[Stored data]
====

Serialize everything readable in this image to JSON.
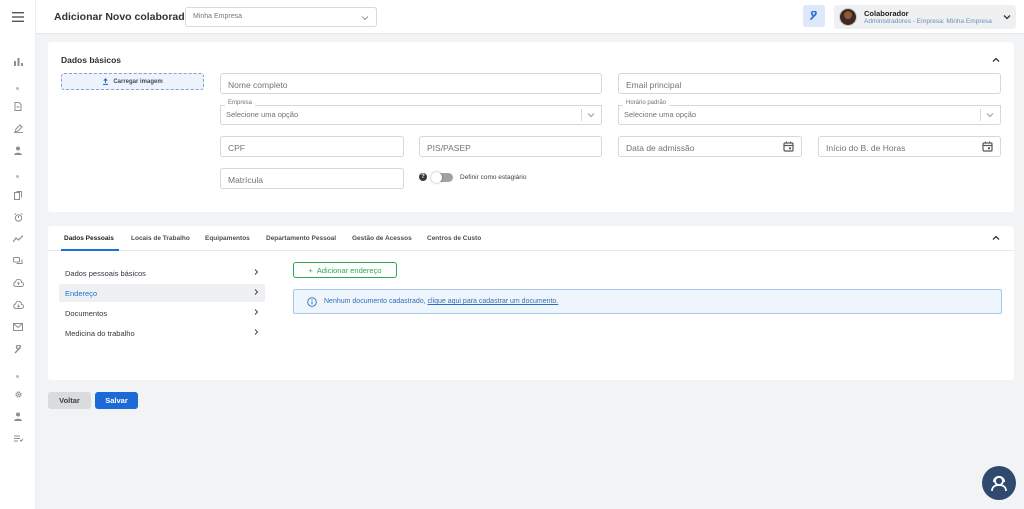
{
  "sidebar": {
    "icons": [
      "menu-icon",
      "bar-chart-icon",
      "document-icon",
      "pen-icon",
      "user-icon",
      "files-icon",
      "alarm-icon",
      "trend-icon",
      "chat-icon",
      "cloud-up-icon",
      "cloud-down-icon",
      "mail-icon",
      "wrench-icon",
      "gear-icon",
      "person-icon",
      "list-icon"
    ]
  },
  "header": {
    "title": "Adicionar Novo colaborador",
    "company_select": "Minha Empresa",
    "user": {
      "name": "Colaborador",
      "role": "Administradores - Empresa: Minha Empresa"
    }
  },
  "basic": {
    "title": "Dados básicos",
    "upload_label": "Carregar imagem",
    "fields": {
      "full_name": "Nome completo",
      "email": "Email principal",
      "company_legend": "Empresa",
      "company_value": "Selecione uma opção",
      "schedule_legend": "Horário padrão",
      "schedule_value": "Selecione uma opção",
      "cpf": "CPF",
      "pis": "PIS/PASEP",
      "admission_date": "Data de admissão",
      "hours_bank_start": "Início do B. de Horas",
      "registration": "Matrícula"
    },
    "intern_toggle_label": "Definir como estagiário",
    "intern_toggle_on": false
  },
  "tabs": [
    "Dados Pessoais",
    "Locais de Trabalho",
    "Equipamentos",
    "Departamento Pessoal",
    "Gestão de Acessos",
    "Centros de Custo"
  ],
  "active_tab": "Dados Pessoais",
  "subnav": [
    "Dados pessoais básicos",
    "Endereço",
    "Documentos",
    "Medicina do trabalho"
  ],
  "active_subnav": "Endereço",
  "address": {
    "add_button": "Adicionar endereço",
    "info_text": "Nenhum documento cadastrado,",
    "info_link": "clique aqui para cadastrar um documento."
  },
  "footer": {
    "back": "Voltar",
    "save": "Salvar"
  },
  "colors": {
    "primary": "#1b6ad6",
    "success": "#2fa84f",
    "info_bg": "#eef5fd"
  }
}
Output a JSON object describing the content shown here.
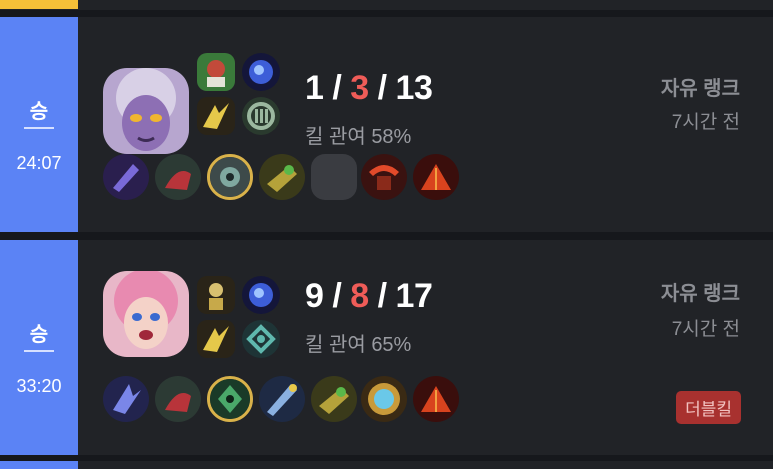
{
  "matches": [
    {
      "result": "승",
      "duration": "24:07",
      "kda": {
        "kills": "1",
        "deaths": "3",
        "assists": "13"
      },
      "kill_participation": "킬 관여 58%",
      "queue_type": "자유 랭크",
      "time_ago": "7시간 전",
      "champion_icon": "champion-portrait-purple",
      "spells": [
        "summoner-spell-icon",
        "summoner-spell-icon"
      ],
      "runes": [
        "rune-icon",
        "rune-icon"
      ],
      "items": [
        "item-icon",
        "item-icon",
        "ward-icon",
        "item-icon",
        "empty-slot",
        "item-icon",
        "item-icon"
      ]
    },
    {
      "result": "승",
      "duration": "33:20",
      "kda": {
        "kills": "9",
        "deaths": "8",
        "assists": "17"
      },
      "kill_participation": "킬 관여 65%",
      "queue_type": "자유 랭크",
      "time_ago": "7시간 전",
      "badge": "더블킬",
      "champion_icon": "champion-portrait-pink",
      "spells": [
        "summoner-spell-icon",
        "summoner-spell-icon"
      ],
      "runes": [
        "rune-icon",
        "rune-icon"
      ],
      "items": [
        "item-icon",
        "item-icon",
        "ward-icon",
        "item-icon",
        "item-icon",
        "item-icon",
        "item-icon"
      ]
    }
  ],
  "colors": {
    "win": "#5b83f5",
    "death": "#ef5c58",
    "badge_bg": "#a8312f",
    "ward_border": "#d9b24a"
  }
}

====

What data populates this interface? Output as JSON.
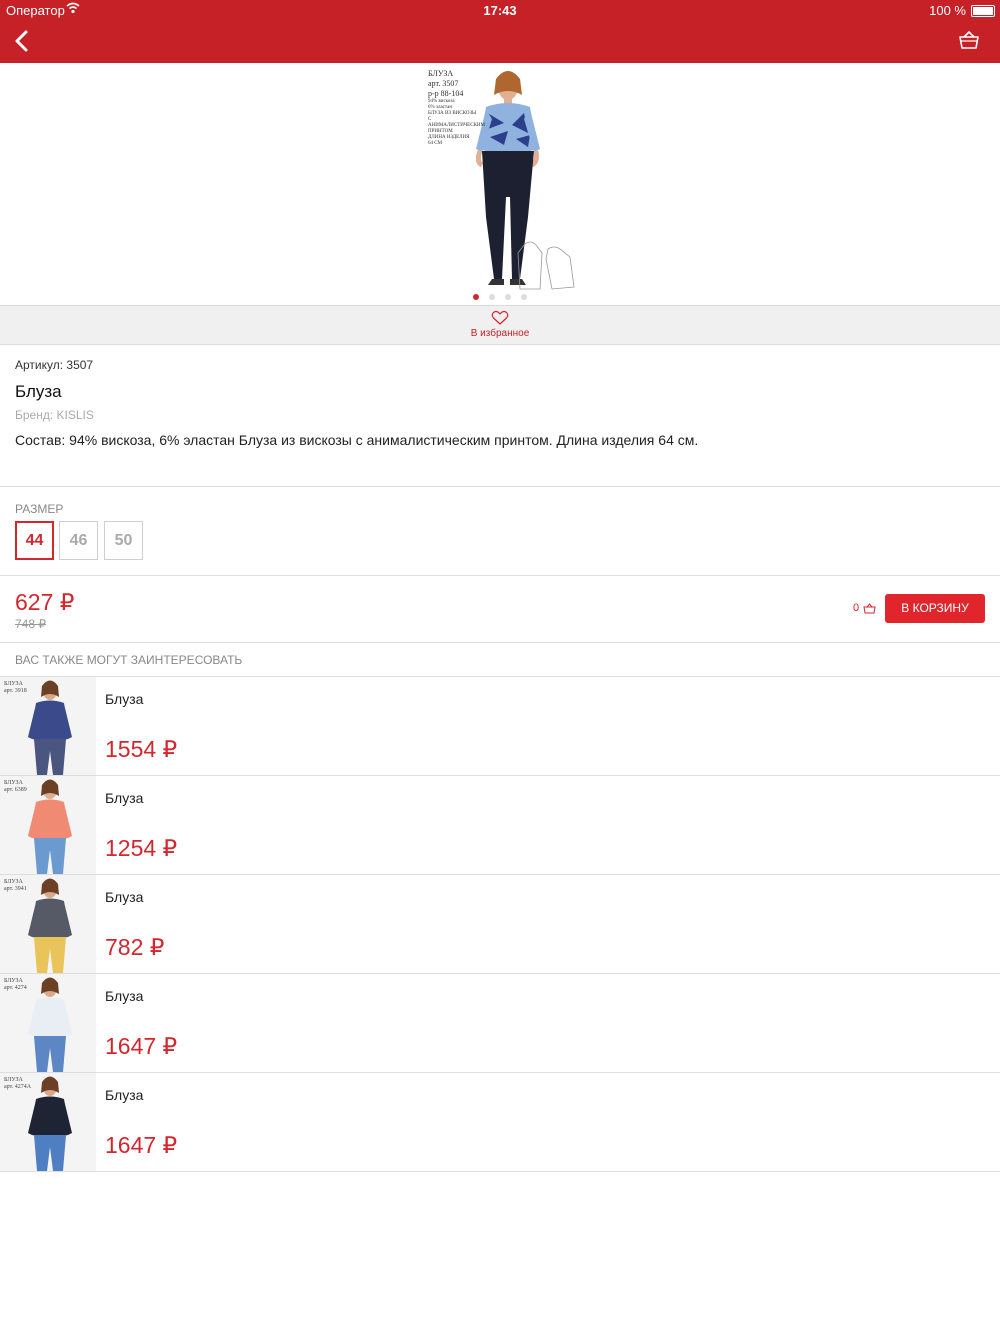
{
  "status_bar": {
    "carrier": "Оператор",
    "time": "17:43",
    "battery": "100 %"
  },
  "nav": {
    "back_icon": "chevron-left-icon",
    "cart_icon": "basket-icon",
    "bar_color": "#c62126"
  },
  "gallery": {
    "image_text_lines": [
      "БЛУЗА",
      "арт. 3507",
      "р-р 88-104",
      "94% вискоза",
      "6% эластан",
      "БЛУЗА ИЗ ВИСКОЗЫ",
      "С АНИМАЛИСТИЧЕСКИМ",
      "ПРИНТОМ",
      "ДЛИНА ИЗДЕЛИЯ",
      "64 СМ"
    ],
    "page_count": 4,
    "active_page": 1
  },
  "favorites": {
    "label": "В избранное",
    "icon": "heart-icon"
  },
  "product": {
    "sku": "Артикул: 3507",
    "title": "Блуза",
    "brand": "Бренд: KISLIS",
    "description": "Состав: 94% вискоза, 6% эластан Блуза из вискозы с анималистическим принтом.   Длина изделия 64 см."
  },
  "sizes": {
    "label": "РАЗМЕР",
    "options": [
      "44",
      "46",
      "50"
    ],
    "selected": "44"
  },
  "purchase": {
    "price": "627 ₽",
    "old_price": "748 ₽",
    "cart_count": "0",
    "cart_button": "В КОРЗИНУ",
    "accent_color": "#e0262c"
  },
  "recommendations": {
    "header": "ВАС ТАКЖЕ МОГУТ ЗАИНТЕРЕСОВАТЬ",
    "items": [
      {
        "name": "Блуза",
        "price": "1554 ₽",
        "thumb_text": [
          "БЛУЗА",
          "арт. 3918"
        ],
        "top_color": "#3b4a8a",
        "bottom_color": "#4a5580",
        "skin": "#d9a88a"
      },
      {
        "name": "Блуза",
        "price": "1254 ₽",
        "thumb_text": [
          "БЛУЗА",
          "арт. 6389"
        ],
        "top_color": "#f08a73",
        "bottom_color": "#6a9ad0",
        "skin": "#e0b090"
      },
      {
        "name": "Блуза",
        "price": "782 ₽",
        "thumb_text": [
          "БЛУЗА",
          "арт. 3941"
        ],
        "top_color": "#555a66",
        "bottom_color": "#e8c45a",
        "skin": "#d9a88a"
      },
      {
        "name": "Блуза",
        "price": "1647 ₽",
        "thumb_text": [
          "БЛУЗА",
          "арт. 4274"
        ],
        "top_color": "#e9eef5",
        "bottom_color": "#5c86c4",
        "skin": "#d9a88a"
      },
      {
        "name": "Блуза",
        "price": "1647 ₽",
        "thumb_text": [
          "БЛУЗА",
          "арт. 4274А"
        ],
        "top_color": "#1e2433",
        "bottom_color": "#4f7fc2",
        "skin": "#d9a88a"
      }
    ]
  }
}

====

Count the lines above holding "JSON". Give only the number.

- [Written answer]
3